*Record set*:

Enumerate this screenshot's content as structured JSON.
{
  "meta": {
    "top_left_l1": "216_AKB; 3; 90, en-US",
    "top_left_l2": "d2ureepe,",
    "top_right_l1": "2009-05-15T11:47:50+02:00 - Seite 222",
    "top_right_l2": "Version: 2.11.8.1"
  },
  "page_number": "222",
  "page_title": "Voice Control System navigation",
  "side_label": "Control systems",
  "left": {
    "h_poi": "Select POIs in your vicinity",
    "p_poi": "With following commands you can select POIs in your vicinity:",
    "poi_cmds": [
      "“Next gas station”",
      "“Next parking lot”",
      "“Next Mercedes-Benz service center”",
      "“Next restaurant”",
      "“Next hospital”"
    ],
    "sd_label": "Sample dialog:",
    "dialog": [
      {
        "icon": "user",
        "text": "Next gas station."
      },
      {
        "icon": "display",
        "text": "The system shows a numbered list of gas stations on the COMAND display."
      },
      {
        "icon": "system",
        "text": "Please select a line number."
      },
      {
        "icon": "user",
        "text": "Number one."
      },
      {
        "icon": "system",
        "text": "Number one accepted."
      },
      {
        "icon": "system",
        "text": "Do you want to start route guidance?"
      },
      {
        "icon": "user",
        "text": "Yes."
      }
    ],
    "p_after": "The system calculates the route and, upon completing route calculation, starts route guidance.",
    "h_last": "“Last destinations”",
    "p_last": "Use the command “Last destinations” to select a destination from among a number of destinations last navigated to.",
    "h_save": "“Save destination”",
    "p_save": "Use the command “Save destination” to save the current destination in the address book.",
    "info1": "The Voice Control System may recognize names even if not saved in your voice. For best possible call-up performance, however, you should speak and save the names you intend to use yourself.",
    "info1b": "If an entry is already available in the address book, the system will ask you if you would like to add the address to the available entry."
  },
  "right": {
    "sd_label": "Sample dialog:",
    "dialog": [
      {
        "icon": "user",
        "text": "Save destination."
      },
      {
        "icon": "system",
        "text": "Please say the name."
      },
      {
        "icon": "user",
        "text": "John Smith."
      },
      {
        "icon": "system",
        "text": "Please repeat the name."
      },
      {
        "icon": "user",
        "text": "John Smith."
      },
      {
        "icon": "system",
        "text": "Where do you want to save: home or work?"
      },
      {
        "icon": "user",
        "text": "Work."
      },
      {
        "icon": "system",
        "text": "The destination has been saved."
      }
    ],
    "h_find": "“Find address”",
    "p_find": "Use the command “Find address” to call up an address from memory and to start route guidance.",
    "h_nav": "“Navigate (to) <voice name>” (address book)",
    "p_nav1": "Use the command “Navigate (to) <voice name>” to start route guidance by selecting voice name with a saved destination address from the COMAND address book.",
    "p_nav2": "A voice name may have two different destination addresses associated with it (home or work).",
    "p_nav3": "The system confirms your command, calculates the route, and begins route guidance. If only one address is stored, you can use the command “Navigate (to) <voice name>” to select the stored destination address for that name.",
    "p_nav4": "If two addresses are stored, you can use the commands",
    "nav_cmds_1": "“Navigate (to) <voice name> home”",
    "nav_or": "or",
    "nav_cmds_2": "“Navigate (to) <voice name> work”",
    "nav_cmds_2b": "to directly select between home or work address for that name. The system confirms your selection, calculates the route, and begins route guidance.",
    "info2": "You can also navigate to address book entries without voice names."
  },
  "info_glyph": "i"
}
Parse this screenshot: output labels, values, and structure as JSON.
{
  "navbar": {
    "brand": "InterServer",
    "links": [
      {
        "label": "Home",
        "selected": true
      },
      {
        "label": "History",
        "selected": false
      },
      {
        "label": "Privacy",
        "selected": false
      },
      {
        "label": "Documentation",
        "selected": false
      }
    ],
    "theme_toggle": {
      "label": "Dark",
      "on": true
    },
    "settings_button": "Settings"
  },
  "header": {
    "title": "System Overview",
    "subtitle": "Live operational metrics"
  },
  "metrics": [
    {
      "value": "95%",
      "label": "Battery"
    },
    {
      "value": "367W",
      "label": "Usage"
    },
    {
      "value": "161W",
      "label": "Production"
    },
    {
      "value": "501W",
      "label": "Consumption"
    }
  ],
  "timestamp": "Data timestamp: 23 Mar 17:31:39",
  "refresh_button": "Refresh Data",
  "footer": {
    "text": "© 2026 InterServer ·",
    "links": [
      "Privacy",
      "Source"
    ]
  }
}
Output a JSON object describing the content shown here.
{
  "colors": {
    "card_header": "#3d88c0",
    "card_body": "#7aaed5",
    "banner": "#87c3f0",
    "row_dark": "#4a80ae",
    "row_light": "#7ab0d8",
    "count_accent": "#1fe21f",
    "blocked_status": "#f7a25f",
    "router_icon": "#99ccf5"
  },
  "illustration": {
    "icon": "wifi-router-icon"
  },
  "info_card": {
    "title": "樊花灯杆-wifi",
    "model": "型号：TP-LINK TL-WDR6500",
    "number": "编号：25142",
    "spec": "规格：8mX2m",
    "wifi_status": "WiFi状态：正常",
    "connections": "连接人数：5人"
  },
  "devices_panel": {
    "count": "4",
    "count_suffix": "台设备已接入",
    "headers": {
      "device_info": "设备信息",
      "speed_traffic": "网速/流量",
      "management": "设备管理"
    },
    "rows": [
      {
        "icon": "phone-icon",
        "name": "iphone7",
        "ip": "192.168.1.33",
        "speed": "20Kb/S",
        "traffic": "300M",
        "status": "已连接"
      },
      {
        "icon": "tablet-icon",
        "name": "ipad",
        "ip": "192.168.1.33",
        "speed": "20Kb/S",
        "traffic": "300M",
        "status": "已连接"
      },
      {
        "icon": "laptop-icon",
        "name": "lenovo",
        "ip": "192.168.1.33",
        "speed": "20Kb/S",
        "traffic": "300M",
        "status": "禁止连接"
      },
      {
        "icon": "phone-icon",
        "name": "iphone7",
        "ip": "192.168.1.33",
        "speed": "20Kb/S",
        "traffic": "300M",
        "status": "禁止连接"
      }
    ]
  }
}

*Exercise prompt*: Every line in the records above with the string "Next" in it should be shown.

*Answer for this exercise*:
      "“Next gas station”",
      "“Next parking lot”",
      "“Next Mercedes-Benz service center”",
      "“Next restaurant”",
      "“Next hospital”"
        "text": "Next gas station."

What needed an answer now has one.